The Comet NEOWISE (Near-Earth Object Wide-field Infrared Survey Explorer) is currently on view in our sky, and will be for the rest of the month, in what NASA calls a once-in-a-lifetime event. The "cosmic snowball" was only discovered right as the United States was hit with the coronavirus pandemic in March, and has dazzled humans of earth all month. It's the brightest comet we'll have seen since Comet Hale-Bopp, which came by in 1997, and once it's gone, it won't be back for another 6,800 years.
While New York City is not big sky country, and "find a spot away from city lights" is the first thing on NASA's list of how to see the comet, some have some luck seeing it in our bright lights metropolis.
That's not saying we can't improve the viewing situation for New Yorkers. Mayor Bill de Blasio, consider dimming the lights for a night. Comets are quiet, unlike fireworks, and we could pocket the savings for the rainy day we're going to be living in for a while.

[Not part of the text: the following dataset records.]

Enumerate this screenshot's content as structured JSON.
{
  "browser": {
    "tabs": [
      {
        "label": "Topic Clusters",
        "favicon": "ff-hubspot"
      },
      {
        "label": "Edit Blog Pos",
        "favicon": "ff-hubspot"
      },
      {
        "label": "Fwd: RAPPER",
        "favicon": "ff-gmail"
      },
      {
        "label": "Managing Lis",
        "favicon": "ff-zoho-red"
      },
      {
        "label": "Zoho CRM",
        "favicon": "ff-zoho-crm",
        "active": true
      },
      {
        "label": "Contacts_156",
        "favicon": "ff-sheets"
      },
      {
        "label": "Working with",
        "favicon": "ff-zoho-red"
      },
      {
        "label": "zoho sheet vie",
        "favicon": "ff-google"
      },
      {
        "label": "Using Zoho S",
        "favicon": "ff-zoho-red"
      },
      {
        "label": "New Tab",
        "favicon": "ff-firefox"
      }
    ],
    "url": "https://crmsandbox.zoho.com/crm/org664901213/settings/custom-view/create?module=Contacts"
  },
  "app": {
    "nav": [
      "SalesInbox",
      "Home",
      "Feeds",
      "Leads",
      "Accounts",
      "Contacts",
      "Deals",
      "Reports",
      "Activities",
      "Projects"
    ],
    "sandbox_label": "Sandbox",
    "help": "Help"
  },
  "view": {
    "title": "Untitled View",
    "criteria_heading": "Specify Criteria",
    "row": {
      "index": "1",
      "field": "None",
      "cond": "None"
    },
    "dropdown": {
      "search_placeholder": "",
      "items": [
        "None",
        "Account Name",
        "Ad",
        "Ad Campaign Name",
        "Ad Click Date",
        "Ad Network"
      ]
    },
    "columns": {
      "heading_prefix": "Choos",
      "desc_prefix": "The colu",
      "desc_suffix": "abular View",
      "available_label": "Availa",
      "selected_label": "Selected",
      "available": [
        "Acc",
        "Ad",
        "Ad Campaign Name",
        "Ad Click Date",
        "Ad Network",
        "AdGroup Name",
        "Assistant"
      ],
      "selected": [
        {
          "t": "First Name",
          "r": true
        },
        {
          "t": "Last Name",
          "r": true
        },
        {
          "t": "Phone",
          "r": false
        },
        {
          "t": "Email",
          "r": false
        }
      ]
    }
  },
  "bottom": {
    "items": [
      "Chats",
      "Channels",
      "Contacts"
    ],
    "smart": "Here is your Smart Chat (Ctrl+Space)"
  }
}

Click through for a look at the comet — which is visible to the naked eye (but binoculars will help) — in other parts of the world.